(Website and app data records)
----------------------------------------

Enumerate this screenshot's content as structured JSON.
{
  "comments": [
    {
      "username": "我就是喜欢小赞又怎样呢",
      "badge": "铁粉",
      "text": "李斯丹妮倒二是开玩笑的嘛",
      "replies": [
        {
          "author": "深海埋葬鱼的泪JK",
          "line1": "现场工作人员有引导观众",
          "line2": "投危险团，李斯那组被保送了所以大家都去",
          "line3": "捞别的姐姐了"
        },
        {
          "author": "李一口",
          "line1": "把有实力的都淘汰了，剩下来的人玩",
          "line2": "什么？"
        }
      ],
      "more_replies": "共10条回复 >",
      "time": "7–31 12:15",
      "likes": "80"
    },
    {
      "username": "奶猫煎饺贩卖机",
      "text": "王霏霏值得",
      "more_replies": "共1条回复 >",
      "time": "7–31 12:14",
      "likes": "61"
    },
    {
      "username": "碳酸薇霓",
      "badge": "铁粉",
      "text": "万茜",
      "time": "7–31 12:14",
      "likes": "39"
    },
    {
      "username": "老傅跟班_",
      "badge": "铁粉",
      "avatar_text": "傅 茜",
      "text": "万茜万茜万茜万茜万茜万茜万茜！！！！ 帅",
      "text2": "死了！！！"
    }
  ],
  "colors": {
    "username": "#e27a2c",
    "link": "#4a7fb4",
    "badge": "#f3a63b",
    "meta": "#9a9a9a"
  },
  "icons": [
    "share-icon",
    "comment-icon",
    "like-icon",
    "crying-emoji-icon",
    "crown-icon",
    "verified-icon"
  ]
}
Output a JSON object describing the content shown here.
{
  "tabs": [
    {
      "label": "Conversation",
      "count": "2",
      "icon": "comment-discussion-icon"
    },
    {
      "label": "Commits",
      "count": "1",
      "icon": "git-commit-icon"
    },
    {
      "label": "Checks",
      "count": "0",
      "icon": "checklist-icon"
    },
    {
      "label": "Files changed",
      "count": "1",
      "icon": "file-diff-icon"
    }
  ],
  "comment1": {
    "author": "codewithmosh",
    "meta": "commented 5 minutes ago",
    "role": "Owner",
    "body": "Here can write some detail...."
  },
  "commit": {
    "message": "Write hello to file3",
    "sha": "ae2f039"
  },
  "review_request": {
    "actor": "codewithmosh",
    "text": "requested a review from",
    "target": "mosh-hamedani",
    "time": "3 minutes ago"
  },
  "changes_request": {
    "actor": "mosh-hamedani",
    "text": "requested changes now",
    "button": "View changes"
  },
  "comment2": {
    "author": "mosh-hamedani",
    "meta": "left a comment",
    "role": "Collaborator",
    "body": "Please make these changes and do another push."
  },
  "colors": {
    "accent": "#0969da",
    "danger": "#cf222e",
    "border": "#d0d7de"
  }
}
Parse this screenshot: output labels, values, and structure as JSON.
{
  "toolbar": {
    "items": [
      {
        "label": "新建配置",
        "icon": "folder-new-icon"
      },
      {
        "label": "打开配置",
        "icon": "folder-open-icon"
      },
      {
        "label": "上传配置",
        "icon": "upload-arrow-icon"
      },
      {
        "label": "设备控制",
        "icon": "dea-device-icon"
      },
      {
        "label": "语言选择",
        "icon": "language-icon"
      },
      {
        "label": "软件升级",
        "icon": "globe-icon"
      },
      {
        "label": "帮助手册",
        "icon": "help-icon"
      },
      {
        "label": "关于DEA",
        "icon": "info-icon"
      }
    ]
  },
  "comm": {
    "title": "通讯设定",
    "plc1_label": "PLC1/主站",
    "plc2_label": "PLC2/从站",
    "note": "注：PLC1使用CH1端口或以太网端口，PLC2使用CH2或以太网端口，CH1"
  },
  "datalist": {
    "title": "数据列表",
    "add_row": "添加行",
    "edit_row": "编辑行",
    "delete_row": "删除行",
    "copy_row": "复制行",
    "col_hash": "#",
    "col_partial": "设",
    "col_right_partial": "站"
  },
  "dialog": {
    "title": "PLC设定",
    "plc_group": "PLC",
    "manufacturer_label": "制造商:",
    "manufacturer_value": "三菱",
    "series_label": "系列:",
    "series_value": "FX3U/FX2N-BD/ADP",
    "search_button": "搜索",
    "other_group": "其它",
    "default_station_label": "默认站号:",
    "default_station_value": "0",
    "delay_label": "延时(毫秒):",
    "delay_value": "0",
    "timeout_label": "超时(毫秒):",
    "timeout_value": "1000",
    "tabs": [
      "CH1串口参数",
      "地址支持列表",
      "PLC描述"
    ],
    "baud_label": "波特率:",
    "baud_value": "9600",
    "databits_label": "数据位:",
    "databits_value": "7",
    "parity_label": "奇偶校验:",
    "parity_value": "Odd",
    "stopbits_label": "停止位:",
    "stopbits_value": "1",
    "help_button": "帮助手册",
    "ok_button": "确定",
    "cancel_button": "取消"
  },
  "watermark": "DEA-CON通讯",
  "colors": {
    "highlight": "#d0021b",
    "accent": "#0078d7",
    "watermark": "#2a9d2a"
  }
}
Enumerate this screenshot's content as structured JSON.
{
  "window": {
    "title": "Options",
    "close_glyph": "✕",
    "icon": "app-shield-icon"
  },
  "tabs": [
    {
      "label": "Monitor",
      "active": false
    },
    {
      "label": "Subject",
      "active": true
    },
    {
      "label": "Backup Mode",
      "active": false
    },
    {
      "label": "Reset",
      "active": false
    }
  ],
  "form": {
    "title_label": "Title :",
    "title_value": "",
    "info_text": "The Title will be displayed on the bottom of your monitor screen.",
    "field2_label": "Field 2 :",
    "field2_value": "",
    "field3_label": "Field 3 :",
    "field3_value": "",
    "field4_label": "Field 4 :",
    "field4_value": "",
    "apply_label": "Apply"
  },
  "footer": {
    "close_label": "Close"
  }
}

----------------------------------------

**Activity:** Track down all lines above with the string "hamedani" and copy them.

**Result of the task:**
    "target": "mosh-hamedani",
    "actor": "mosh-hamedani",
    "author": "mosh-hamedani",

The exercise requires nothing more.